So, the IFS study is not really into the bald figures of inequality, but its more subtle consequences. A major focus will be the “squeezed middle”. As the OECD reported recently, the biggest social change in the past 30 years has been the collapse of middle-income earners who have lost out, partly through automation, partly through taxation policies and partly through globalisation. As the old middle-management career structures have been flattened, suburbia is not what it used to be.

But this isn’t so much about professional earnings as the collapsing living standards of those who used to live comfortably doing relatively routine work in manufacturing or offices. When I began my career, miners earned as much in real terms as teachers do today. Academics wrote books about the “Affluent Worker” in the Midlands car industries or in steel-making. Many of those secure pensionable jobs have disappeared and been replaced with insecure and transient work in services. Formerly “affluent” workers are now falling down the earnings leagues and, hey, they don’t like it.

Read more: Iain Macwhirter: We need to put our house in order if we want to cut inequality

This structural change has been overlayed by another complex phenomenon: the generational wealth gap. Again, this isn’t so much about equal pay as opportunities. Young people entering the jobs market come burdened with student debt (mainly in England), face uncertain careers, and have excessive housing costs. When I joined the BBC straight from university, it was like the civil service, with annual increments, secure promotion and the expectation of a final-salary pension at the end of a 35-year career. Broadcasting is not like that today.

Across the private sector, defined benefit pensions have all but disappeared, along with job security and annual pay rises. Many young people starting careers today rely on inherited wealth to finance them in their early years as they work as interns, or on low salaries in high-cost cities. As the researchers for the recent book The Class Ceiling observed, there is an opportunities gap too between well-spoken and confident scions of the elite and equally qualified working class job applicants.

So inequality takes many forms, and is often hard to address. However, while this is all very important, so is the bald and glaring fact of gross inequality, especially wealth inequality which is directly related to inflated house prices. This, and the tax cuts introduced by Margaret Thatcher 30 years ago, are the big factors tearing society apart today. Average house prices in prime central London postcodes recently topped £1.8m. Just think on that for a moment. Sell a two-bedroom flat in Pimlico and you never have to work again.

To restore the balance, there needs to be reform of the housing market and an end to untaxed windfall gains and anonymous foreign ownership. There also need to be judicious and progressive increases in taxation, including a 50 per cent tax rate on very high earnings; abolition of higher rate tax relief on pension contributions and an increase in the minimum wage. Trade unions need to be encouraged to recruit in the private sector, where workforces are increasingly unrepresented. To restore the nation’s finances, a crackdown on tax avoidance by multinationals like Amazon and Google. Too much of the nation’s wealth goes into unproductive speculation, so Britain also needs an industrial policy.

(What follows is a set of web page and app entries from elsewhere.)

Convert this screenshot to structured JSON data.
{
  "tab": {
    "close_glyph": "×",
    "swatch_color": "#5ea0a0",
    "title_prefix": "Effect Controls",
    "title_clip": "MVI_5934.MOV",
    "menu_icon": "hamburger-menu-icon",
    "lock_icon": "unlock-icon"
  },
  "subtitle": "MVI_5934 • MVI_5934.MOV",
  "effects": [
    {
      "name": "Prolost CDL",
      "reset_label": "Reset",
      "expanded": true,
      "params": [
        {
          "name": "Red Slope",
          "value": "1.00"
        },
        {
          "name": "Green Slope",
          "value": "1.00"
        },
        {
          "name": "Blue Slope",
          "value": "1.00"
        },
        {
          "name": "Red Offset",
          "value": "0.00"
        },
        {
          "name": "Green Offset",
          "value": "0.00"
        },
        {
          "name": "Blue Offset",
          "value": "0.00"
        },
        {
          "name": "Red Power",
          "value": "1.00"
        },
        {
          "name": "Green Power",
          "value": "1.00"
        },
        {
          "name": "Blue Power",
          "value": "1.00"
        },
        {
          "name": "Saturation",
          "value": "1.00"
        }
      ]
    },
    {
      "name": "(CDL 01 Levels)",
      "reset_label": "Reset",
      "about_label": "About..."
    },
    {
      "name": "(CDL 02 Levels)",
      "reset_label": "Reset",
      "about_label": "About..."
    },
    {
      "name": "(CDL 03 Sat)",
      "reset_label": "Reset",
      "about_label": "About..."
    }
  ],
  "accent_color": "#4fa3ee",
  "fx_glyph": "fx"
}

So let’s not get too focused on the detail. Inequality isn’t rocket science, or even social science – it’s about political science.